Science is far deeper and wider than just being a collection of facts and theories. Science is a way of thinking and stretching our brains. Exercise is good for our brains. On this page we are going to post information about subjects that intrigue us and, we hope, might interest our visitors.
As the Science On Wheels educators roll to the end of the geology program for this year, we like to reflect on our rock collection. New Mexico has amazing rocks! Our rock museum has specimens of calcite from Dixon, agate from Abuquiu, basalt from Albuqurque, scoria from Santa Fe, and fossiliferous limestone from the Jemez mountains, and that is just the beginning. It has been a fun, if heavy, program to share with students. As always, our meteorite and our gastroliths were major stars of the show.

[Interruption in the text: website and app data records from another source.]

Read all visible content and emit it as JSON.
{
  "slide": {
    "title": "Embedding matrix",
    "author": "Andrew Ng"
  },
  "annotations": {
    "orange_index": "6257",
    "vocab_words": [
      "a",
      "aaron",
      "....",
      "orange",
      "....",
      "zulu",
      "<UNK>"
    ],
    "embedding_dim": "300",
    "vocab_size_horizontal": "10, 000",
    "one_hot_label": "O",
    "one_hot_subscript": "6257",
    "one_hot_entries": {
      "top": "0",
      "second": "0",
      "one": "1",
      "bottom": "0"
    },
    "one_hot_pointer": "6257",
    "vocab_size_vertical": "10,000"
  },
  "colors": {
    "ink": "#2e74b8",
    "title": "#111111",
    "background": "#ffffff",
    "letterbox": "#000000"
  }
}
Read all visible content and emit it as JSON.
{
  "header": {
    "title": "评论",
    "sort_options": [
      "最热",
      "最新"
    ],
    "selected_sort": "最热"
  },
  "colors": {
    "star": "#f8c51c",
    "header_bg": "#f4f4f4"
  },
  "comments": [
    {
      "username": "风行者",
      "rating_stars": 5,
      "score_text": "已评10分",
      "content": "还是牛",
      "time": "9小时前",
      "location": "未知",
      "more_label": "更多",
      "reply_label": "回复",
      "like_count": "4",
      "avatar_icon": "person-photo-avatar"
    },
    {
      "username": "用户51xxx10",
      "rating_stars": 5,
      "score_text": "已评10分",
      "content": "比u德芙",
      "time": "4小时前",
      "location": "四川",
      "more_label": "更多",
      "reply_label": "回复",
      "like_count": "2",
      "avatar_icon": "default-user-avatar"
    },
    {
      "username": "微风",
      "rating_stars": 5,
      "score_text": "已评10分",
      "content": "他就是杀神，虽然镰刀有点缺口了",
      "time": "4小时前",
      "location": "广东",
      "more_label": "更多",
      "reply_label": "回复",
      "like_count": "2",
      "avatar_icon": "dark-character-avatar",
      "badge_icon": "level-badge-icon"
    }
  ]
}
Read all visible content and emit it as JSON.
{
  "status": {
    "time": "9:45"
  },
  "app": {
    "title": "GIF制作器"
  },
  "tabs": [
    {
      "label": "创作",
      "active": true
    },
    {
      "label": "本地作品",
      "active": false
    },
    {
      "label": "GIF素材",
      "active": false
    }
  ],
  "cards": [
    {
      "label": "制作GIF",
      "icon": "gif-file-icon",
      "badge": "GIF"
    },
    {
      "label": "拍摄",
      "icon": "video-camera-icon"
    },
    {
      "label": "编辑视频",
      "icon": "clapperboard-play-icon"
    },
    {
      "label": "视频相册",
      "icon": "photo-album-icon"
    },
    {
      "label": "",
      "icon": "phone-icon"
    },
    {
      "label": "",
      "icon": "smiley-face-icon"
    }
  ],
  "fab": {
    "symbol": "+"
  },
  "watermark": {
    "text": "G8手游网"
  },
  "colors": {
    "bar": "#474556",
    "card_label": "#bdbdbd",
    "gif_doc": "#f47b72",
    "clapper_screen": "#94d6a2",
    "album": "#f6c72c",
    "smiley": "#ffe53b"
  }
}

What is nanoscale science? It is the science of materials on the scale of a billionth of a meter. In this realm, nearly on the atomic scale, materials behave differently than they do on the scale with which we are familiar. Work at this scale brings us new opportunities and new challenges. Although we like to think it was first proposed by Richard Feynman in 1959, nanoscale science is not exactly new; biology has been manipulating materials on this scale for billions of years on earth.The Bradbury Science Museum is engaged with the Nanoscale Informal Science Education Network (NISENet) to help educate the public about issues relating to nanoscale science and engineering.